**WHAT YOU WILL DO**
Look through the data below. Pick out the lines holding the string "JSON".

Dataset rows describing interfaces
***

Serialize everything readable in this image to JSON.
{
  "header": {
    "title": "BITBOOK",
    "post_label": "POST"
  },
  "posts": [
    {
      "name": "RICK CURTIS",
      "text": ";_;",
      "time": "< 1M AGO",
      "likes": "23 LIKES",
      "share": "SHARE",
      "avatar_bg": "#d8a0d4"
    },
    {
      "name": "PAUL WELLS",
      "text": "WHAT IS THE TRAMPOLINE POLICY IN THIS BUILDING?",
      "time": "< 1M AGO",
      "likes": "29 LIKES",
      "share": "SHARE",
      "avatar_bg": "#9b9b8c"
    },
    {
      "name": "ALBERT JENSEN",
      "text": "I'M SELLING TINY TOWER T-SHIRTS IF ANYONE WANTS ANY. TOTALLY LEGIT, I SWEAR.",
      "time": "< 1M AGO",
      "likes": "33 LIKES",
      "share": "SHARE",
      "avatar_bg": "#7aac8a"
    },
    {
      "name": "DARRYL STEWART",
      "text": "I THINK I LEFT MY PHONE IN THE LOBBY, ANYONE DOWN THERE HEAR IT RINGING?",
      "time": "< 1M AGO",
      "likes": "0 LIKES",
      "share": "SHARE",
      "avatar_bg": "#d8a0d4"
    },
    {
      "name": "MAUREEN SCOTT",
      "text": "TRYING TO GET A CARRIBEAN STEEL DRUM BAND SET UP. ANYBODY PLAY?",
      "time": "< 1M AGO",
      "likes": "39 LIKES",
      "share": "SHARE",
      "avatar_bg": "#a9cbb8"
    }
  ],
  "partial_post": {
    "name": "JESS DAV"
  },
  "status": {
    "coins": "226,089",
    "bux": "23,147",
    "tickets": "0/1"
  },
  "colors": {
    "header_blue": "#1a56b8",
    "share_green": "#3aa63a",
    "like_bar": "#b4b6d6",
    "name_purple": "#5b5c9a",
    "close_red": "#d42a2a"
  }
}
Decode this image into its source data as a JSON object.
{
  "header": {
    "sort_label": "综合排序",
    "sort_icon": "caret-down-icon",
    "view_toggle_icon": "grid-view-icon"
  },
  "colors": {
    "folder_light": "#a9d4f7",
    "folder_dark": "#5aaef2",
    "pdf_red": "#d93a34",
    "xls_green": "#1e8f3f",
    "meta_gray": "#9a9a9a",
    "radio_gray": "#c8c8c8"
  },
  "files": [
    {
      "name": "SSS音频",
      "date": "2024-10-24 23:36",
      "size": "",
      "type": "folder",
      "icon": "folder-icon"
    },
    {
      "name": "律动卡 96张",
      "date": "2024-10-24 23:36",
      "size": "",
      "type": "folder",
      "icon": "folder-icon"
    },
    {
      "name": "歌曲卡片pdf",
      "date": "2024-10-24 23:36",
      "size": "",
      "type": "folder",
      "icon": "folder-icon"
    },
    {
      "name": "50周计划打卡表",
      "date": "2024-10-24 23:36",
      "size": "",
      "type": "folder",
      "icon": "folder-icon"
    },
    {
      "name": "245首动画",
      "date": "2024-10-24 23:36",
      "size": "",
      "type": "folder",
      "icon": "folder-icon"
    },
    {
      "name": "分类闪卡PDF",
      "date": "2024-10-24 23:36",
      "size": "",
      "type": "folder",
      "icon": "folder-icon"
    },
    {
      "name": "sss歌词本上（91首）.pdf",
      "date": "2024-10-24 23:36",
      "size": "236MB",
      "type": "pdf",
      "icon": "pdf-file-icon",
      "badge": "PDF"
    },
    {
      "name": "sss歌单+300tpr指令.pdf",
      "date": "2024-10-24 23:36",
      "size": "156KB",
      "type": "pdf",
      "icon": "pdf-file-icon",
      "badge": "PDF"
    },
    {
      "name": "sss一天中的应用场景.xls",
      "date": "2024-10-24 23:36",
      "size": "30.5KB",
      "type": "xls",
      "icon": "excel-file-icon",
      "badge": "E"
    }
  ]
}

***

**TASK RESPONSE**
Serialize everything readable in this image to JSON.
Decode this image into its source data as a JSON object.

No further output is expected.